Information About Tax Practice And Procedure
By: Robert T. Leonard, J.D., C.P.A.
Relief for Innocent Spouses
Congress adopted sweeping changes to the “innocent spouse” rules in the 1998 Restructuring & Reform Act- changes that provide taxpayers with several significant new options. New Code Section 6015 now offers three important avenues for spouses seeking relief from joint and several tax liabilities:
- Relief on traditional “innocent spouse” grounds.
- A new “separate liability” election for taxpayers who are no longer married or who have separated; and
- “Equitable” relief for those who deserve it, based on the surrounding facts and circumstances.
Traditional Innocent Spouse Relief
While preserving the basic elements of former law, the Restructuring Act generally makes spousal relief on this ground easier to obtain.

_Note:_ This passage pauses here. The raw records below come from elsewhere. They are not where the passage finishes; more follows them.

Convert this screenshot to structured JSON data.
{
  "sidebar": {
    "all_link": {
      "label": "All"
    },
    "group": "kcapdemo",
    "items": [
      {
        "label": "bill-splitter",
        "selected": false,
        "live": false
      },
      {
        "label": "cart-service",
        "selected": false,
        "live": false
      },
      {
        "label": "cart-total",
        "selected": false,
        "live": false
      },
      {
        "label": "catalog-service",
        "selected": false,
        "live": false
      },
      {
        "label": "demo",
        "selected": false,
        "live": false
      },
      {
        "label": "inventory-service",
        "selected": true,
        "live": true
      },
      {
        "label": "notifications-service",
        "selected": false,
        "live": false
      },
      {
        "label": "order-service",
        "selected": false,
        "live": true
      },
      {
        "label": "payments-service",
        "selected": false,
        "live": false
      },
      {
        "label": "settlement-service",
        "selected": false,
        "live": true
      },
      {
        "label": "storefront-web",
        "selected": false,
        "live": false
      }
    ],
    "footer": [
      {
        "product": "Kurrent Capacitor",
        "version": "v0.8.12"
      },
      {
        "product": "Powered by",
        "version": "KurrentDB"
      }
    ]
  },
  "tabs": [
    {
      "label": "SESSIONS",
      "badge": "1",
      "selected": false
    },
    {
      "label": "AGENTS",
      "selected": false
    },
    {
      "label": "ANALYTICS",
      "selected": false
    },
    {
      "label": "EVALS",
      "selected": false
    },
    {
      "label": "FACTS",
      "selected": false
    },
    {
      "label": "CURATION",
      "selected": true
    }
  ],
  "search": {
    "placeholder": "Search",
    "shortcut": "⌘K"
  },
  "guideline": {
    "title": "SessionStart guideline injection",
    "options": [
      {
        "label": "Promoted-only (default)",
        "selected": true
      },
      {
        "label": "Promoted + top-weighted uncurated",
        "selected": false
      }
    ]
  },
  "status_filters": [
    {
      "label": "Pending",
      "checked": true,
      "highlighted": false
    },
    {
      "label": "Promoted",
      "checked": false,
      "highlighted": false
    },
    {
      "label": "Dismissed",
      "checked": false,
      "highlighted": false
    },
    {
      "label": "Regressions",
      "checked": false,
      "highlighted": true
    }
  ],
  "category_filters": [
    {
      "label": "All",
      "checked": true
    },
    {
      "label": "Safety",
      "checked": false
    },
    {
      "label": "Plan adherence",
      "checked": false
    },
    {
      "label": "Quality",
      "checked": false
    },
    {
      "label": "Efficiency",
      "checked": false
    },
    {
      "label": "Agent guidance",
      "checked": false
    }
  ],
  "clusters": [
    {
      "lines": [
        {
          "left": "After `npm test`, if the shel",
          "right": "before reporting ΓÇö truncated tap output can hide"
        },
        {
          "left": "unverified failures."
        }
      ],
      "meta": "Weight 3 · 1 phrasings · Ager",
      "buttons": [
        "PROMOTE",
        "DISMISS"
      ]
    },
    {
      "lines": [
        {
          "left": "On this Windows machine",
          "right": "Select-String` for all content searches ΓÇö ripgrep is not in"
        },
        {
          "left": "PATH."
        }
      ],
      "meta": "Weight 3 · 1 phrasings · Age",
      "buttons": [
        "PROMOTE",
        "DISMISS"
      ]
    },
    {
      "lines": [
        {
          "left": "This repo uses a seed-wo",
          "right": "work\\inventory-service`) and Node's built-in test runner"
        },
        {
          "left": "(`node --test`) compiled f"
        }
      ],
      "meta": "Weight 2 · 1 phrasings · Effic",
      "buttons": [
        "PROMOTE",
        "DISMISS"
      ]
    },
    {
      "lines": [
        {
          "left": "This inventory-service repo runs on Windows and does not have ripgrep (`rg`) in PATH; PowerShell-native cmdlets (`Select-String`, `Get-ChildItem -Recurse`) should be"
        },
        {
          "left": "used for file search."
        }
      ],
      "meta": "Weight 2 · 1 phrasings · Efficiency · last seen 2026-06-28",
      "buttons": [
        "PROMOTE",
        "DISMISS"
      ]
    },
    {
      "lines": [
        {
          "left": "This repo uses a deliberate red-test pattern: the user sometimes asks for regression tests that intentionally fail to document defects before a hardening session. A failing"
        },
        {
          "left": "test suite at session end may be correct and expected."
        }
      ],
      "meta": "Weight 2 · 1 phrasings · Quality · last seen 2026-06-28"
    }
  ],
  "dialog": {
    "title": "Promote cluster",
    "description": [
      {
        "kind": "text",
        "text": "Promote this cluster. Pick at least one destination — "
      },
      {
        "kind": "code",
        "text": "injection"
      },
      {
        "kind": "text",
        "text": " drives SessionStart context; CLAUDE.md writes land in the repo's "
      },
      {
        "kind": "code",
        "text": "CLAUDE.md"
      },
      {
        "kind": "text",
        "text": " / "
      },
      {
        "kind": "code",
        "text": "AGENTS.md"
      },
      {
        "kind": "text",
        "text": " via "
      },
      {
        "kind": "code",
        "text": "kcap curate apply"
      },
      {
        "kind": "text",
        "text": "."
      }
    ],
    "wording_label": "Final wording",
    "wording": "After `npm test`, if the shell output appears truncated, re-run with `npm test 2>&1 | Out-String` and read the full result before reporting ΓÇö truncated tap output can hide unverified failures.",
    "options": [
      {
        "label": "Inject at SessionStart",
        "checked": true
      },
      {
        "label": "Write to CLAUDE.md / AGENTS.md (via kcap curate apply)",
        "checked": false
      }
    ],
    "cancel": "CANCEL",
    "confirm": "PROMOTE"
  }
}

The basic elements include:
- A joint return must have been made for the taxable year;
- there must be an understatement of tax attributable to erroneous items of one of the individuals filing the return
- the other individual filing the joint return establishes that in signing the return, he or she did not know, and had no reason to know that there was such an understatement of tax; and
- taking into account all the facts and circumstances, it would be inequitable to hold the other liable for deficiency attributable to such understatement.
The act eliminates the understatement thresholds of former IRC Section 6013, and now requires only that the understatement of tax be attributable to an erroneous (and not just “grossly erroneous”, as in the past). The new statue also incorporates the “appointment” concept illustrated in the case of Wiksell V. Commissioner, (90 F.3d 1459 (9 th circuit)). This significant change allows a spouse to be found “partially innocent” and partially relieved of liability when he or she did not know or have reason to know of the extent of the understatement.